Does WWE have enough legitimate talent on the roster for this? Does WWE have enough creative juice in the think tank for this? You would hope so, or why is it even bringing up the idea for another hour of programming? Sometimes we don't want the answers to our questions.

Let's go on the basis that there is enough talent not being fully utilized and that there are interesting stories to be told with them on WWE programming. I don't think WWE needs to formally bring back the brand extension where wrestlers would only appear on either Raw or SmackDown.

This is another topic where the opinions of the almighty hardcore fans amuse me. A cry for the brand extension to return after many years of crying for it to end.

WWE's attempt to manufacture competition internally with brand loyalty isn't needed. WWE shouldn't want brand loyalty. It should want company interest. Add two more regular weekly stories that get addressed, progressed and build to a payoff. The stories can appear on either Raw or SmackDown. Not having a brand extension gives creative freedom.

Perhaps the final Raw and SmackDown before a pay-per-view both feature a story or character.

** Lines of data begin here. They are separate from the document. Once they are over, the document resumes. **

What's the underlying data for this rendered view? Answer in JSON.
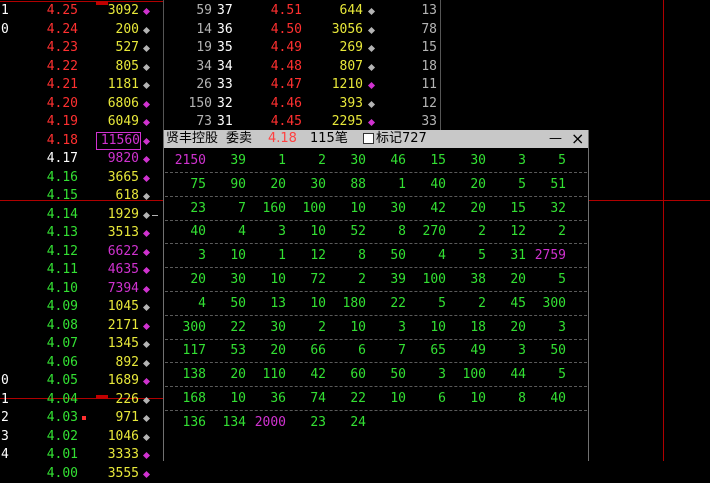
{
  "colors": {
    "red": "#ff3030",
    "green": "#33e033",
    "yellow": "#e8e83a",
    "white": "#ffffff",
    "magenta": "#d032d0",
    "gray": "#b4b4b4",
    "redline": "#b00000",
    "blue": "#7070ff",
    "cyan": "#40e0e0"
  },
  "left_rows": [
    {
      "n": "1",
      "price": "4.25",
      "price_c": "red",
      "vol": "3092",
      "mk": "magenta"
    },
    {
      "n": "0",
      "price": "4.24",
      "price_c": "red",
      "vol": "200",
      "mk": "gray"
    },
    {
      "n": "",
      "price": "4.23",
      "price_c": "red",
      "vol": "527",
      "mk": "gray"
    },
    {
      "n": "",
      "price": "4.22",
      "price_c": "red",
      "vol": "805",
      "mk": "gray"
    },
    {
      "n": "",
      "price": "4.21",
      "price_c": "red",
      "vol": "1181",
      "mk": "gray"
    },
    {
      "n": "",
      "price": "4.20",
      "price_c": "red",
      "vol": "6806",
      "mk": "magenta"
    },
    {
      "n": "",
      "price": "4.19",
      "price_c": "red",
      "vol": "6049",
      "mk": "magenta"
    },
    {
      "n": "",
      "price": "4.18",
      "price_c": "red",
      "vol": "11560",
      "mk": "magenta",
      "boxed": true,
      "vol_c": "magenta"
    },
    {
      "n": "",
      "price": "4.17",
      "price_c": "white",
      "vol": "9820",
      "mk": "magenta",
      "vol_c": "magenta"
    },
    {
      "n": "",
      "price": "4.16",
      "price_c": "green",
      "vol": "3665",
      "mk": "magenta"
    },
    {
      "n": "",
      "price": "4.15",
      "price_c": "green",
      "vol": "618",
      "mk": "gray"
    },
    {
      "n": "",
      "price": "4.14",
      "price_c": "green",
      "vol": "1929",
      "mk": "gray",
      "dash": true
    },
    {
      "n": "",
      "price": "4.13",
      "price_c": "green",
      "vol": "3513",
      "mk": "magenta"
    },
    {
      "n": "",
      "price": "4.12",
      "price_c": "green",
      "vol": "6622",
      "mk": "magenta",
      "vol_c": "magenta"
    },
    {
      "n": "",
      "price": "4.11",
      "price_c": "green",
      "vol": "4635",
      "mk": "magenta",
      "vol_c": "magenta"
    },
    {
      "n": "",
      "price": "4.10",
      "price_c": "green",
      "vol": "7394",
      "mk": "magenta",
      "vol_c": "magenta"
    },
    {
      "n": "",
      "price": "4.09",
      "price_c": "green",
      "vol": "1045",
      "mk": "gray"
    },
    {
      "n": "",
      "price": "4.08",
      "price_c": "green",
      "vol": "2171",
      "mk": "magenta"
    },
    {
      "n": "",
      "price": "4.07",
      "price_c": "green",
      "vol": "1345",
      "mk": "gray"
    },
    {
      "n": "",
      "price": "4.06",
      "price_c": "green",
      "vol": "892",
      "mk": "gray"
    },
    {
      "n": "0",
      "price": "4.05",
      "price_c": "green",
      "vol": "1689",
      "mk": "magenta"
    },
    {
      "n": "1",
      "price": "4.04",
      "price_c": "green",
      "vol": "226",
      "mk": "gray"
    },
    {
      "n": "2",
      "price": "4.03",
      "price_c": "green",
      "vol": "971",
      "mk": "gray",
      "redmark": true
    },
    {
      "n": "3",
      "price": "4.02",
      "price_c": "green",
      "vol": "1046",
      "mk": "gray"
    },
    {
      "n": "4",
      "price": "4.01",
      "price_c": "green",
      "vol": "3333",
      "mk": "magenta"
    },
    {
      "n": "",
      "price": "4.00",
      "price_c": "green",
      "vol": "3555",
      "mk": "magenta"
    }
  ],
  "mid_rows": [
    {
      "a": "59",
      "b": "37",
      "price": "4.51",
      "vol": "644",
      "mk": "gray",
      "n": "13"
    },
    {
      "a": "14",
      "b": "36",
      "price": "4.50",
      "vol": "3056",
      "mk": "gray",
      "n": "78"
    },
    {
      "a": "19",
      "b": "35",
      "price": "4.49",
      "vol": "269",
      "mk": "gray",
      "n": "15"
    },
    {
      "a": "34",
      "b": "34",
      "price": "4.48",
      "vol": "807",
      "mk": "gray",
      "n": "18"
    },
    {
      "a": "26",
      "b": "33",
      "price": "4.47",
      "vol": "1210",
      "mk": "magenta",
      "n": "11"
    },
    {
      "a": "150",
      "b": "32",
      "price": "4.46",
      "vol": "393",
      "mk": "gray",
      "n": "12"
    },
    {
      "a": "73",
      "b": "31",
      "price": "4.45",
      "vol": "2295",
      "mk": "magenta",
      "n": "33"
    }
  ],
  "popup": {
    "name": "贤丰控股",
    "type": "委卖",
    "price": "4.18",
    "count": "115笔",
    "mark_label": "标记727",
    "minimize": "—",
    "close": "×",
    "rows": [
      [
        [
          "2150",
          "magenta"
        ],
        [
          "39",
          "green"
        ],
        [
          "1",
          "green"
        ],
        [
          "2",
          "green"
        ],
        [
          "30",
          "green"
        ],
        [
          "46",
          "green"
        ],
        [
          "15",
          "green"
        ],
        [
          "30",
          "green"
        ],
        [
          "3",
          "green"
        ],
        [
          "5",
          "green"
        ]
      ],
      [
        [
          "75",
          "green"
        ],
        [
          "90",
          "green"
        ],
        [
          "20",
          "green"
        ],
        [
          "30",
          "green"
        ],
        [
          "88",
          "green"
        ],
        [
          "1",
          "green"
        ],
        [
          "40",
          "green"
        ],
        [
          "20",
          "green"
        ],
        [
          "5",
          "green"
        ],
        [
          "51",
          "green"
        ]
      ],
      [
        [
          "23",
          "green"
        ],
        [
          "7",
          "green"
        ],
        [
          "160",
          "green"
        ],
        [
          "100",
          "green"
        ],
        [
          "10",
          "green"
        ],
        [
          "30",
          "green"
        ],
        [
          "42",
          "green"
        ],
        [
          "20",
          "green"
        ],
        [
          "15",
          "green"
        ],
        [
          "32",
          "green"
        ]
      ],
      [
        [
          "40",
          "green"
        ],
        [
          "4",
          "green"
        ],
        [
          "3",
          "green"
        ],
        [
          "10",
          "green"
        ],
        [
          "52",
          "green"
        ],
        [
          "8",
          "green"
        ],
        [
          "270",
          "green"
        ],
        [
          "2",
          "green"
        ],
        [
          "12",
          "green"
        ],
        [
          "2",
          "green"
        ]
      ],
      [
        [
          "3",
          "green"
        ],
        [
          "10",
          "green"
        ],
        [
          "1",
          "green"
        ],
        [
          "12",
          "green"
        ],
        [
          "8",
          "green"
        ],
        [
          "50",
          "green"
        ],
        [
          "4",
          "green"
        ],
        [
          "5",
          "green"
        ],
        [
          "31",
          "green"
        ],
        [
          "2759",
          "magenta"
        ]
      ],
      [
        [
          "20",
          "green"
        ],
        [
          "30",
          "green"
        ],
        [
          "10",
          "green"
        ],
        [
          "72",
          "green"
        ],
        [
          "2",
          "green"
        ],
        [
          "39",
          "green"
        ],
        [
          "100",
          "green"
        ],
        [
          "38",
          "green"
        ],
        [
          "20",
          "green"
        ],
        [
          "5",
          "green"
        ]
      ],
      [
        [
          "4",
          "green"
        ],
        [
          "50",
          "green"
        ],
        [
          "13",
          "green"
        ],
        [
          "10",
          "green"
        ],
        [
          "180",
          "green"
        ],
        [
          "22",
          "green"
        ],
        [
          "5",
          "green"
        ],
        [
          "2",
          "green"
        ],
        [
          "45",
          "green"
        ],
        [
          "300",
          "green"
        ]
      ],
      [
        [
          "300",
          "green"
        ],
        [
          "22",
          "green"
        ],
        [
          "30",
          "green"
        ],
        [
          "2",
          "green"
        ],
        [
          "10",
          "green"
        ],
        [
          "3",
          "green"
        ],
        [
          "10",
          "green"
        ],
        [
          "18",
          "green"
        ],
        [
          "20",
          "green"
        ],
        [
          "3",
          "green"
        ]
      ],
      [
        [
          "117",
          "green"
        ],
        [
          "53",
          "green"
        ],
        [
          "20",
          "green"
        ],
        [
          "66",
          "green"
        ],
        [
          "6",
          "green"
        ],
        [
          "7",
          "green"
        ],
        [
          "65",
          "green"
        ],
        [
          "49",
          "green"
        ],
        [
          "3",
          "green"
        ],
        [
          "50",
          "green"
        ]
      ],
      [
        [
          "138",
          "green"
        ],
        [
          "20",
          "green"
        ],
        [
          "110",
          "green"
        ],
        [
          "42",
          "green"
        ],
        [
          "60",
          "green"
        ],
        [
          "50",
          "green"
        ],
        [
          "3",
          "green"
        ],
        [
          "100",
          "green"
        ],
        [
          "44",
          "green"
        ],
        [
          "5",
          "green"
        ]
      ],
      [
        [
          "168",
          "green"
        ],
        [
          "10",
          "green"
        ],
        [
          "36",
          "green"
        ],
        [
          "74",
          "green"
        ],
        [
          "22",
          "green"
        ],
        [
          "10",
          "green"
        ],
        [
          "6",
          "green"
        ],
        [
          "10",
          "green"
        ],
        [
          "8",
          "green"
        ],
        [
          "40",
          "green"
        ]
      ],
      [
        [
          "136",
          "green"
        ],
        [
          "134",
          "green"
        ],
        [
          "2000",
          "magenta"
        ],
        [
          "23",
          "green"
        ],
        [
          "24",
          "green"
        ]
      ]
    ]
  }
}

Perhaps some weeks will feature just a quick promo from a character because there is nothing else that needs to happen that week—just like a true soap opera with rotation and variety for the audience.

The result of this is more matches and stories to climax at a pay-per-view that people are paying a lot of money for every month. More stories told won't guarantee higher ratings or buys. However, it won't make the ratings or buys decrease more than they already are.

If WWE adds a third hour to SmackDown with no plan for better structured storytelling and use of time―I guarantee ratings will go down. I also guarantee the spoiler pages will just be that much more repetitive to read.